Counting only lines below that contain the string "Jira", give the total as a single number.

=======

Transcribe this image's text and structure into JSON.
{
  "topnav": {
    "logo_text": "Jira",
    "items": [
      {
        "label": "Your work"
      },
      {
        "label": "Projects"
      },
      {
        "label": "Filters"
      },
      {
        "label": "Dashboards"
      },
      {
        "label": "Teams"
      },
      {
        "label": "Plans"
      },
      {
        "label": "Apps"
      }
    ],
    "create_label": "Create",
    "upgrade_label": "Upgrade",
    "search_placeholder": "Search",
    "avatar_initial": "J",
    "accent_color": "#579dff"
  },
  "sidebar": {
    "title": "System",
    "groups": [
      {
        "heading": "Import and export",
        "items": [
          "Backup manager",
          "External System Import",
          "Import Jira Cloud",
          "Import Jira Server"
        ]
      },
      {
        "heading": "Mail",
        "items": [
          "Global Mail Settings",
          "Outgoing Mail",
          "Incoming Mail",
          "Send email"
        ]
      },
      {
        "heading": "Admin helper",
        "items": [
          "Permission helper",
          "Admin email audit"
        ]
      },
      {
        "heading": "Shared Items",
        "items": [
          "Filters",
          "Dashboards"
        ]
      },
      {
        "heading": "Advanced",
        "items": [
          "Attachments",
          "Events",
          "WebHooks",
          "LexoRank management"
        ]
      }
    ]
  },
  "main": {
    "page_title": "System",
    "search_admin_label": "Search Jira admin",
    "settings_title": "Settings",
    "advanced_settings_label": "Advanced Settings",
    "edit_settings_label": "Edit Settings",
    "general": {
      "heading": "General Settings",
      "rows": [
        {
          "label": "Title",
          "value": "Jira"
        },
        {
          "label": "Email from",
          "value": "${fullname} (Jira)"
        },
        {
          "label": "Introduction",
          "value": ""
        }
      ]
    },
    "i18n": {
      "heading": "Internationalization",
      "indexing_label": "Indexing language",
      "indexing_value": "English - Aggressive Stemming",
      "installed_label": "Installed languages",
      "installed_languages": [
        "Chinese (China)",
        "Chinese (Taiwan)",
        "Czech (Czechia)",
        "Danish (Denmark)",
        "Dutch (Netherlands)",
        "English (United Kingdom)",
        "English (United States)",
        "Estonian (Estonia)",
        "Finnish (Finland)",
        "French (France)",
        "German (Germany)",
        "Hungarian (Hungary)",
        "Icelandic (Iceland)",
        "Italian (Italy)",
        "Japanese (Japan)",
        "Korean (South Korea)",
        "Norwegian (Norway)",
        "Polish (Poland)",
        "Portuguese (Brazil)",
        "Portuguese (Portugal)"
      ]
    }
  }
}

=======

Answer for this exercise:
6